With this weekend’s bank holiday weekend coinciding with warmer weather, we are urging everyone to Respect The Water.
During 2020, despite the Covid-19 pandemic and subsequent lockdowns, 631 people lost their lives in UK waters. 58 per cent of these deaths happened in inland water, with almost half of all people having no intention to be in the water, such as those walking who tripped, fell or were swept in by waves. In 2020, 13 people tragically lost their lives in the water in East Sussex.
If you see someone in difficulty in the water call 999 and ask for the Fire Service if inland or the Coastguard if at sea.
If you are intending to enter the water this year, we want you to be aware of the risks and also know what you should do if you find yourself in danger.
Cold Water Shock- Float To Live
Did you know that cold water shock is the biggest cause of drowning in the UK? Even strong and confident swimmers can struggle and drown after jumping into cold and unpredictable seas, rivers, canals and lakes as water temperatures can still be very low in the spring.
If you find yourself in this situation, you should float on your back whilst catching your breath. Wait for a minute as the effects of cold water shock pass in less than a minute and then attempt to swim to safety. If you are unable to swim to safety, call for help.
If you are heading to the beach to swim this weekend, please only swim on a lifeguarded beach. You can find a list of lifeguarded beaches in East Sussex here.
If you see someone in difficulty, don’t attempt a rescue – tell a lifeguard, or dial 999/112 and ask for the coastguard.
- Always swim at a lifeguarded beach and swim between the red and yellow flags.
- Never swim alone.
- Make sure you understand and obey any safety flags at the beach and pay attention to the lifeguard, if there’s one on duty.

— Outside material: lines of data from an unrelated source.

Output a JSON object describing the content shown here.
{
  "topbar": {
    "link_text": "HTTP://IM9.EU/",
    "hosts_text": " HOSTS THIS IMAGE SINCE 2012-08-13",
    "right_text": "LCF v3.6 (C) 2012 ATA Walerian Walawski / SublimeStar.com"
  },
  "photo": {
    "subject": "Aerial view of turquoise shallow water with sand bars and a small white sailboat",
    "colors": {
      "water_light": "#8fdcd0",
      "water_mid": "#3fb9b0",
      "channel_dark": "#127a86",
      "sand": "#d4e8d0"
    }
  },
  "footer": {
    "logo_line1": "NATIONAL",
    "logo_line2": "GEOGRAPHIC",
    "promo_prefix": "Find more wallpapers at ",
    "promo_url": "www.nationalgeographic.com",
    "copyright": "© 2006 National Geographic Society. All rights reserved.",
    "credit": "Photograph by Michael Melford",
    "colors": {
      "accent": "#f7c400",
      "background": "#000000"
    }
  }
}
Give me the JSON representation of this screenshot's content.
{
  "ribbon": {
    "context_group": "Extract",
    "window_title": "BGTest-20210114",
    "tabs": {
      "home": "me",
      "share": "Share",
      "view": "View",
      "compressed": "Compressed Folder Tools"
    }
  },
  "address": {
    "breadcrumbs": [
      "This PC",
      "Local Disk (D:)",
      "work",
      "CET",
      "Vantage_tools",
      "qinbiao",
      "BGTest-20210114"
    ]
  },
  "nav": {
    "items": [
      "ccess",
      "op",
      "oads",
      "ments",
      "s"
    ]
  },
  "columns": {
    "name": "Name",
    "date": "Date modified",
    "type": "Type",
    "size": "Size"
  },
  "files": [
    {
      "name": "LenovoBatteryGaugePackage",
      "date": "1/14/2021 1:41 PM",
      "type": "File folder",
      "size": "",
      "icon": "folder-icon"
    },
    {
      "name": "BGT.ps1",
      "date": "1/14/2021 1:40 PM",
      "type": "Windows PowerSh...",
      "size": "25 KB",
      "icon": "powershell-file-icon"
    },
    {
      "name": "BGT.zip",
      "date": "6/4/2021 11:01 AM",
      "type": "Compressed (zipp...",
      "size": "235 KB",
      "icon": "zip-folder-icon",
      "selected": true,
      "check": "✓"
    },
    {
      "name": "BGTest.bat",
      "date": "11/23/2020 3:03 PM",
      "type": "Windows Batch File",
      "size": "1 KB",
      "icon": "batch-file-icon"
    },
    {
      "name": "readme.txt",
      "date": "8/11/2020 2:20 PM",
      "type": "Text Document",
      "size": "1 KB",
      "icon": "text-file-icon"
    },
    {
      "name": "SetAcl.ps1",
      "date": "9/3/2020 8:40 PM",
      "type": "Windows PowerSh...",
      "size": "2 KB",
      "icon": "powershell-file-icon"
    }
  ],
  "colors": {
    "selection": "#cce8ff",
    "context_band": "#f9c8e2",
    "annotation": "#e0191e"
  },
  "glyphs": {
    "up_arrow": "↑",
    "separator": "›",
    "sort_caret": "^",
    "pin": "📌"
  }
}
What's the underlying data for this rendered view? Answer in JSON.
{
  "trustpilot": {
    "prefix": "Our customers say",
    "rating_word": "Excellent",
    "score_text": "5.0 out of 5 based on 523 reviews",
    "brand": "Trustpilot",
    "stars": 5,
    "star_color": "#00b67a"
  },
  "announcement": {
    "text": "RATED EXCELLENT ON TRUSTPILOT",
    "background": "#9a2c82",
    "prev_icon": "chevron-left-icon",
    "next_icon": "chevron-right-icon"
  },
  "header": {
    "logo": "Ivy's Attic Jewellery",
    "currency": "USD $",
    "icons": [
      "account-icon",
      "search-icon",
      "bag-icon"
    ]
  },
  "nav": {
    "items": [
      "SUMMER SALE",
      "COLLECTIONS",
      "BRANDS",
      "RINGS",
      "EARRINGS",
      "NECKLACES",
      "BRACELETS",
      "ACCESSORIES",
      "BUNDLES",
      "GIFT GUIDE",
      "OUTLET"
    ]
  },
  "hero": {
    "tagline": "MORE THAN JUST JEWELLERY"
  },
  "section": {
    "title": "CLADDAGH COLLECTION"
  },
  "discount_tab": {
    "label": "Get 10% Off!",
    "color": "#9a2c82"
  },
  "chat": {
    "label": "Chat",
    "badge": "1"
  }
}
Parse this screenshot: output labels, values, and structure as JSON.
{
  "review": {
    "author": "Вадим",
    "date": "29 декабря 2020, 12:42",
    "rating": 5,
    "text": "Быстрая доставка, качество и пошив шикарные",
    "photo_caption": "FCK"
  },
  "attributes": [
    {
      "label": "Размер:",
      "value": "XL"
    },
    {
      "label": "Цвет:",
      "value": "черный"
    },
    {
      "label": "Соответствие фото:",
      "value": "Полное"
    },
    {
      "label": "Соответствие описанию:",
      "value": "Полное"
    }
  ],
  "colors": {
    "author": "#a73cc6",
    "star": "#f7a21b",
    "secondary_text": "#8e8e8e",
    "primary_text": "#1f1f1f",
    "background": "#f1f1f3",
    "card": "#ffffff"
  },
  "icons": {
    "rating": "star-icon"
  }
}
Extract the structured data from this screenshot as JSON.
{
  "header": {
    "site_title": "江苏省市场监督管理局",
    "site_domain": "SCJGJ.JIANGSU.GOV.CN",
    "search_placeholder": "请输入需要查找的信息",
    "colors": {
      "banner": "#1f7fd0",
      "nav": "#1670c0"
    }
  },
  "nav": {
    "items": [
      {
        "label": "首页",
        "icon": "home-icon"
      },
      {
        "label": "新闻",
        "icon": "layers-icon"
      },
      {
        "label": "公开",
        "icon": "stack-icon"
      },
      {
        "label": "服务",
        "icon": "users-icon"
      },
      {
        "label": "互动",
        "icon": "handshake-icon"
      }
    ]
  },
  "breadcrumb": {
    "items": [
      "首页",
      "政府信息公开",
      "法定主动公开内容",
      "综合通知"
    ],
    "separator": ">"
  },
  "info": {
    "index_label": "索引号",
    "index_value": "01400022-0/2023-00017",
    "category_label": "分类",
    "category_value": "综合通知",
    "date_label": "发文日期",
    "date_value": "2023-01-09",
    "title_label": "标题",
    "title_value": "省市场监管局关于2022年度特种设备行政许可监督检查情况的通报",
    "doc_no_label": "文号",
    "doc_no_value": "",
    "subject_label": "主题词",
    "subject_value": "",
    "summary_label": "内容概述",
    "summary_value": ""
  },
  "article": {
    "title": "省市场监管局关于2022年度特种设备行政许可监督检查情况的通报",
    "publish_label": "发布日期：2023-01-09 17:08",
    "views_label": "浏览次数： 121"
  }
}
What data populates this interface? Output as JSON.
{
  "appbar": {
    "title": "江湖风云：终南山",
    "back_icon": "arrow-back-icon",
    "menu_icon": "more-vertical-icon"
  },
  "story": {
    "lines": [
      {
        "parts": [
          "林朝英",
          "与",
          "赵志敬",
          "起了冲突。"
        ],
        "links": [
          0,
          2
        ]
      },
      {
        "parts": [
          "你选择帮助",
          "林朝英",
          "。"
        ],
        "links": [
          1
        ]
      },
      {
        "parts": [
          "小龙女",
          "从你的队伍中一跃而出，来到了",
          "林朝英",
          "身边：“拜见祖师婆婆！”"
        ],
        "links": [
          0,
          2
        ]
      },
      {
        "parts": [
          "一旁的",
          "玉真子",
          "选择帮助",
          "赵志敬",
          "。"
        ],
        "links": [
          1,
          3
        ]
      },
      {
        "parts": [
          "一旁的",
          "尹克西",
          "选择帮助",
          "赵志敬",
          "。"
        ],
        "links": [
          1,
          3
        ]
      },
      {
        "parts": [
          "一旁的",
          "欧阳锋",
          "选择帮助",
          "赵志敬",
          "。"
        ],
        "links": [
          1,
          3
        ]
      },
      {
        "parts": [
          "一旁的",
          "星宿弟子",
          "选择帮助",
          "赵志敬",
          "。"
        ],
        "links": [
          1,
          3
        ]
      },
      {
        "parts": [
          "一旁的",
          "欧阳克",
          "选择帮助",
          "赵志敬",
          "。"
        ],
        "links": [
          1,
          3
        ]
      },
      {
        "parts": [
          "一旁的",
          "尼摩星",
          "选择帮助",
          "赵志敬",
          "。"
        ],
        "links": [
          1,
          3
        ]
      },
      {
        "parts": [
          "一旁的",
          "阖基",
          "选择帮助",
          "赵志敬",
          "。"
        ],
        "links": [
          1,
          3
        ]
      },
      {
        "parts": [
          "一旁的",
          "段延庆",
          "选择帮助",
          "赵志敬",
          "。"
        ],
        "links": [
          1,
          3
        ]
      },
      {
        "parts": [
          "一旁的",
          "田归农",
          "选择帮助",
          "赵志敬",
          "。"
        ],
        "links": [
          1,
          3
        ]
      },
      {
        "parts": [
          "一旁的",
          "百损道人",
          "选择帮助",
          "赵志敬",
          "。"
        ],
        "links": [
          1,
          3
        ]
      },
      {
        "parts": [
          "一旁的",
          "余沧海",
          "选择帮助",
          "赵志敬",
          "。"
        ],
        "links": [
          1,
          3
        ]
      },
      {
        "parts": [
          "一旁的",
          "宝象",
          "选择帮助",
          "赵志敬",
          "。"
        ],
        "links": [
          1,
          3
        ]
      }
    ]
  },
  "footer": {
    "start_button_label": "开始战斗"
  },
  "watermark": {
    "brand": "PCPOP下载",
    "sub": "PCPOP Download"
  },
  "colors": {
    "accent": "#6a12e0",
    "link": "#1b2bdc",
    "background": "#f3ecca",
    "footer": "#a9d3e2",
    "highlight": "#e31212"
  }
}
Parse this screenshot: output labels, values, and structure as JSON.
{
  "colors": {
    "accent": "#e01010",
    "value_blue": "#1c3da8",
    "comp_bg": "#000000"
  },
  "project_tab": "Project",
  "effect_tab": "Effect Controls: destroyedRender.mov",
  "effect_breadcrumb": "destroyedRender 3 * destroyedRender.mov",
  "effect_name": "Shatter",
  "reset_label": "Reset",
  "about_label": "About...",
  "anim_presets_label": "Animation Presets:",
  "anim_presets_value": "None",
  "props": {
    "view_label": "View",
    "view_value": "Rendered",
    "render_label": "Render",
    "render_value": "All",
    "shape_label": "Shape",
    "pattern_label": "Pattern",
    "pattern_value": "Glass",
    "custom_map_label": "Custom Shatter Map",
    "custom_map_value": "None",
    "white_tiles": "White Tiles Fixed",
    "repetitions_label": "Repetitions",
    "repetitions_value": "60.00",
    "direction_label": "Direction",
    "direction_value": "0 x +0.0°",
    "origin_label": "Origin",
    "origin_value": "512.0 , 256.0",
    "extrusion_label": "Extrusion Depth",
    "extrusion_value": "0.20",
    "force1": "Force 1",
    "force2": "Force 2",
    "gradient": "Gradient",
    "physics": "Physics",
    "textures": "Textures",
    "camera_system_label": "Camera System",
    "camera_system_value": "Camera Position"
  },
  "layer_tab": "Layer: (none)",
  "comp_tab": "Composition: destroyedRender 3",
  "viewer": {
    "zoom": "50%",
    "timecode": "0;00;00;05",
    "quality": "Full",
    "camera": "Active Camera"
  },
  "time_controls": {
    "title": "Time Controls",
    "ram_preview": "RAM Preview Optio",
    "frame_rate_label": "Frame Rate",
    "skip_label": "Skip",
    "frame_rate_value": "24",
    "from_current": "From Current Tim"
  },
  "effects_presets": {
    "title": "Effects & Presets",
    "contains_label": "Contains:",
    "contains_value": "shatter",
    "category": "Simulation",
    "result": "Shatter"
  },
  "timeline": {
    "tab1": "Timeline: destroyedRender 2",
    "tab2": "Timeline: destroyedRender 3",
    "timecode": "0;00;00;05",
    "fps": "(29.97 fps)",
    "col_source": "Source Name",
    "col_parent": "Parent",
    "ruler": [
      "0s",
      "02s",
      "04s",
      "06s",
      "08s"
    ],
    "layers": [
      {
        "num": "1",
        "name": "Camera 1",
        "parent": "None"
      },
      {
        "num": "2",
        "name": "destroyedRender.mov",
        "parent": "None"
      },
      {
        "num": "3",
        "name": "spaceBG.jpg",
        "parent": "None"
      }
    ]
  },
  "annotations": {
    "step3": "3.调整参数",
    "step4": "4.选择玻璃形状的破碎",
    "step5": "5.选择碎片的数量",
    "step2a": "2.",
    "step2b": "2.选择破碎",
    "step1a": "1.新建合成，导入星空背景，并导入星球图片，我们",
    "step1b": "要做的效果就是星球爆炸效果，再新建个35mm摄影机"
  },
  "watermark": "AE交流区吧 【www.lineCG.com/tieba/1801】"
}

- Check the weather and tides before setting out.
- Tell someone where you are going and when you’ll be back.
- Don’t drink alcohol before going in or on the water.
- While at the beach, never let your young children out of your reach – supervision is the key to preventing serious accidents.
- Inflatable dinghies or lilos are a well-known hazard – do not use them in open water.
- Keep in touch – take some means of communication with you, like a mobile phone or a whistle.
What to do if someone falls into deep water
Call for help – straight away. Call 999.
- The emergency services will need to know where you are. Accurate information can save precious minutes. If you have a smartphone with location services or maps this can help. If not, look around for any landmarks or signs – for example, bridges may have numbers on them which can identify their location. You can also use the What3Words app which gives a unique set of three words to help us find you.
- Don’t hang up – stay on the line but try and continue to help the person if you can.
- When you have made the call shout for help from anyone who might be close by.
- Human nature says you are likely to want to attempt to help while rescue services are on their way. Never enter the water to try to save someone. This usually ends up adding to the problem.
- If you go into the water you are likely to suffer from cold water shock which will leave you unable to help even if you are a strong swimmer.
- Can the person help themselves? Shout to them ‘Swim to me’. The water can be disorientating and this can give them a focus. Keep any instructions short clear and loud. Don’t shout instructions using different words each time.
- Look around for any lifesaving equipment there might be lifebelts or throw bags – use them. If they are attached to a rope make sure you have secured or are holding the end of the rope so you can pull them in.
- If there is no lifesaving equipment look at what else you can use even an item such as a ball can help.
- If you manage to get the person out of the water they will always need medical attention – even if they seem fine.